I am not sure of the point of your question. Economics argue that for every person with health care expenses large enough to be a financial burden there must be a large number with only minor health care costs. For any health care program to be viable one needs to have most people have minor lifetime health care costs and only a few with large lifetime health care costs.

John Smith
06-03-2009, 10:44 AM
You are about to confuse several different issues:

How many can afford private health insurance?
How many purchase private health insurance?
How many desire private health insurance?

I can afford it. I have it. I don't want it. (I am in this situation because I am in a better financial situation by buying health insurance even if I never wish to use it.)

But as to your question ...

All the old people I have personal knowledge of have chosen to live modest lives. They all can afford private health insurance. But I suspect most are happy with Medicare.

I should point out that many older people I know or knew chose to give their assets away and let the government provide for their health care.

---

I am not sure of the point of your question.

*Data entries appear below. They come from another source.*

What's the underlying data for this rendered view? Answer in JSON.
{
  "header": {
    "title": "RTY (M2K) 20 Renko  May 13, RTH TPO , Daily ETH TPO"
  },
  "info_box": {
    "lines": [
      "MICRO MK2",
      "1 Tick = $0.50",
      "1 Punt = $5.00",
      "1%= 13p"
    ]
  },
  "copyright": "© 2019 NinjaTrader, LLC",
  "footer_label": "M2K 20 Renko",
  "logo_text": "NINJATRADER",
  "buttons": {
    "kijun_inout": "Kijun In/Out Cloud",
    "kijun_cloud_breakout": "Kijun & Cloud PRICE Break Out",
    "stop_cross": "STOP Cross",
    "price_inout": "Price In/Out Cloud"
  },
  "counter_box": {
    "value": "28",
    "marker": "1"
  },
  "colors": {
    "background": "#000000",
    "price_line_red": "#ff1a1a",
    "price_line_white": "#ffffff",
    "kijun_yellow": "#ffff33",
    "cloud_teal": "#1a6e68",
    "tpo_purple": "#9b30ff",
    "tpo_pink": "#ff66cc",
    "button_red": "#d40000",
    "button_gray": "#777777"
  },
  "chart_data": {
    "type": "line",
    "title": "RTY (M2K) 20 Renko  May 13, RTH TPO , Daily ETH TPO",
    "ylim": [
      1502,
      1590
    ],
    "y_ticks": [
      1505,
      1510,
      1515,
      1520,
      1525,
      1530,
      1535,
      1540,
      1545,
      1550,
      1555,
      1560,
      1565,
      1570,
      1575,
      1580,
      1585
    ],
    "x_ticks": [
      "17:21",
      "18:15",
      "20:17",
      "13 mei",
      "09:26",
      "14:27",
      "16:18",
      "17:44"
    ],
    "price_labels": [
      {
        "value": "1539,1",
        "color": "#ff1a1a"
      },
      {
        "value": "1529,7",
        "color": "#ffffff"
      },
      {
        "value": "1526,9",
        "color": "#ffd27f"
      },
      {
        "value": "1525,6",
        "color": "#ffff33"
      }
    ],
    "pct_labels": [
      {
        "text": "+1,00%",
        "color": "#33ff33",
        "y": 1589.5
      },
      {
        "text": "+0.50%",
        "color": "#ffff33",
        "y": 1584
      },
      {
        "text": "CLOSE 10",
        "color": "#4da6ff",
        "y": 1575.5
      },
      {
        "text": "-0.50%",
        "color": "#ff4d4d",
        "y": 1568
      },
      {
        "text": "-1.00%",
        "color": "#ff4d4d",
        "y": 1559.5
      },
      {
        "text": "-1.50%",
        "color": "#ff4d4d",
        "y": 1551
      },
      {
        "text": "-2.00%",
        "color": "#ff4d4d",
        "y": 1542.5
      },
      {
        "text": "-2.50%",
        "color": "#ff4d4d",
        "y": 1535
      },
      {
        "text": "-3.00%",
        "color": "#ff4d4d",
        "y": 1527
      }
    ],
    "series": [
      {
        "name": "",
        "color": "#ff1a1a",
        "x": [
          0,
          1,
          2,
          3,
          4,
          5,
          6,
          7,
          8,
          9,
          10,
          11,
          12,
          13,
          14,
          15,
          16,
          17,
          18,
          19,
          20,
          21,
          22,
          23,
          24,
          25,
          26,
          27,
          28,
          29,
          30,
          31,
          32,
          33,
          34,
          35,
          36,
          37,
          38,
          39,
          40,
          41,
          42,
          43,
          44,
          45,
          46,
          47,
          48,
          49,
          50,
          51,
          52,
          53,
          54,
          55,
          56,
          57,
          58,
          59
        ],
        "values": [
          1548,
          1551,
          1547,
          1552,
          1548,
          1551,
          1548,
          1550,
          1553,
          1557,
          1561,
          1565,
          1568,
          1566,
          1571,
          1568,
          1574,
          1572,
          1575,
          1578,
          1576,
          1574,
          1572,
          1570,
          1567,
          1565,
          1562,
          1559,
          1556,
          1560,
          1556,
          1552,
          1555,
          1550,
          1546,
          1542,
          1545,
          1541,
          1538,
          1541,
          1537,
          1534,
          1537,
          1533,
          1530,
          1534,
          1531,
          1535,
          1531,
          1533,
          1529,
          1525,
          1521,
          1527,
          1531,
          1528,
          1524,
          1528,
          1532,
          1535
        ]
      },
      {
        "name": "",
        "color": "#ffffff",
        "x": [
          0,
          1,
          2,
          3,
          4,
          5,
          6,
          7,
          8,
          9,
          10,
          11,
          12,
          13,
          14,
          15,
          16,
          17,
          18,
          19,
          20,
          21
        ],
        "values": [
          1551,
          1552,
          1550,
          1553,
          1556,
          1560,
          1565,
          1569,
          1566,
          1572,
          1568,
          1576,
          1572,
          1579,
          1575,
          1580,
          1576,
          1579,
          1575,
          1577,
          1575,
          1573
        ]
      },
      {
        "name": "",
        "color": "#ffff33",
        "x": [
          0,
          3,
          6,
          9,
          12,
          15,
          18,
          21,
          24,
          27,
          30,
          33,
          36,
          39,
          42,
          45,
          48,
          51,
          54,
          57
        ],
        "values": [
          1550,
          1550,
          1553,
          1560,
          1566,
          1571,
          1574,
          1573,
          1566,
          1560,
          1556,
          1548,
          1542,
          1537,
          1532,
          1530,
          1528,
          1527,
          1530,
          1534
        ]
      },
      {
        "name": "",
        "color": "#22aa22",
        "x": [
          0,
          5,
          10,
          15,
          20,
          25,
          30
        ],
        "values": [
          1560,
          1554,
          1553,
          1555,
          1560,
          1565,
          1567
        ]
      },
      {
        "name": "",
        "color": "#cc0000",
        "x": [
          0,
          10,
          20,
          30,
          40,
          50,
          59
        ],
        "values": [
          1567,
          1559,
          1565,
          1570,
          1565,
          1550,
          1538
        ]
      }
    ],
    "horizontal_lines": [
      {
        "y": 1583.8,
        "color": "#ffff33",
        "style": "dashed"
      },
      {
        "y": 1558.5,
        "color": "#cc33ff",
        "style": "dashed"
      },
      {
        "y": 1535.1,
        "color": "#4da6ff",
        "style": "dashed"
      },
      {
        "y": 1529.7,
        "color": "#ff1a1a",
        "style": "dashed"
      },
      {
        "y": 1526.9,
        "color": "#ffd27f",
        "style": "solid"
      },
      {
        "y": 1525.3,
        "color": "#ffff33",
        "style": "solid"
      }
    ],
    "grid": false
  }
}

Economics argue that for every person with health care expenses large enough to be a financial burden there must be a large number with only minor health care costs. For any health care program to be viable one needs to have most people have minor lifetime health care costs and only a few with large lifetime health care costs.


My point is simple. From an actuary's point of view, Medicare insures the most expensive sector of our population to insure.

It covers them from 65 until death, and it's pretty obvious that most people get ill before they die, no?

You must lead a very priveleged life. The great bulk of the people in this country, at age 65, cannot afford private insurance on their own. Most people of working age, if they lose their job, cannot afford health insurance.

Obama's plan is to let everyone keep what they have, enter into the Federal employee health benefit plan, which is what congress has (and I have), and add a public insurance (Medicare or similar) the the option list.

Howard Dean was on last night explaining how the private insurance companies are fighting us having this option, because, as he puts it, "It will keep them honest." Not having to make a profit, not having to pay huge CEO salaries, cuts down on overhead, so the public plan can provide more coverage for the same premium dollar.

The fact that the private health insurers don't want me to have this option kind of says it all, no?

How many people, who've used their private health insurance, are happy with it? Every year my premium goes up, and my coverage goes down.

"Sicko" wasn't about the uninsured, but the insured who are being buried by what is not covered, and the various ways the insurance companies try to get out of paying claims.

George Roberts
06-03-2009, 12:34 PM
John Smith ---


You are about to confuse several different issues:

How many can afford private health insurance?
How many purchase private health insurance?
How many desire private health insurance?I
I made a statement that you would confuse several issues. You did.

Despite your claim that the uneducated have worthy views, it appears an education would have benefited you. Perhaps something is economics.

John Smith
06-03-2009, 02:58 PM
The American system is a for profit health care system. It's primary goal is to make money, not provide health care. Health care is a secondary desire.... hence 43 million people without healthcare, and a system ranked 37th in the world, despite the highest per capita health care costs in the world.

True. This stystem stinks.

And, watch how hard it will be to change it.